In this article, the author takes stock of the capitalist response during the pandemic to the educational and health challenge in contrast to the eco-communitarian response.
Around the world, and especially in Latin America, the coronavirus pandemic revealed a major fact of capitalist society: businesspersons and governments have prioritized the slogan “the economy cannot stop”, to the detriment of people’s health. This led to the fact that by not taking the almost total lockdown of economic activities demanded by various medical and scientific institutions, such prioritization contributed to the progressive worsening of the pandemic.
Millions Spend Easter Weekend Under COVID-19 Lockdowns
India’s health ministry said Sunday that it recorded 93,249 new COVID cases in the previous 24-hour period, the highest daily tally this year in the South Asian nation.

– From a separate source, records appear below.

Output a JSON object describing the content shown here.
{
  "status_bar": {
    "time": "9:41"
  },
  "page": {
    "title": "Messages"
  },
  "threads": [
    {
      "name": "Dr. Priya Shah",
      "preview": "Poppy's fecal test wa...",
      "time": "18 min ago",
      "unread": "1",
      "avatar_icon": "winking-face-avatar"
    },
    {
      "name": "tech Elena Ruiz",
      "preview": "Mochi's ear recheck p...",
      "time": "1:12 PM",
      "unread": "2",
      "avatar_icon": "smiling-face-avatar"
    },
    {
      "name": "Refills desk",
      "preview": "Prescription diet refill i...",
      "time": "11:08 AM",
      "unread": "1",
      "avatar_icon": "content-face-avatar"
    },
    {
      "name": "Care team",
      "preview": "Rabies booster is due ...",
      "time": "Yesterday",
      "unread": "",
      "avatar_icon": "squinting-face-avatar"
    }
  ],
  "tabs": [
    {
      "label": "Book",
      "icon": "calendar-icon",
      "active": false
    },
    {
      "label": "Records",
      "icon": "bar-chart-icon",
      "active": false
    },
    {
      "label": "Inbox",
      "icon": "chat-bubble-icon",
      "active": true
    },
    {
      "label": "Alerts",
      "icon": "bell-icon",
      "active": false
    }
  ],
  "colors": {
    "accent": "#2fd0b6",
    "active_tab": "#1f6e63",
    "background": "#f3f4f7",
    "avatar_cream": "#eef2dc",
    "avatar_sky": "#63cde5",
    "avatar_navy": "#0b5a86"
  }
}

Only two other nations have more coronavirus infections than India’s 12.4 million cases, according to Johns Hopkins Coronavirus Resource Center. The U.S has 30.6 million cases, while Brazil has 12.9 million. Millions of people worldwide are under new lockdown restrictions this Easter weekend thanks to coronavirus infections that have surged despite the continued rollout of vaccination campaigns.
The Politics of Stopping Pandemics
Even before the COVID-19 crisis, global instability had caused a worrying rise in epidemics. Medical science alone won’t be able to turn the tide.
“Just a few years ago, many of us in the global health policy community were thrilled at the prospect of eliminating catastrophic infectious and tropical diseases,” Peter Hotez writes in his new book, “Preventing the Next Pandemic” (Johns Hopkins). He dates this high point of optimism to the start of 2015, when the success of vaccination campaigns had become dramatically evident. Polio, once endemic in more than a hundred countries, had been limited to three—Afghanistan, Nigeria, and Pakistan. Measles deaths were down by eighty per cent, from half a million children worldwide in 2000 to a fifth of that number.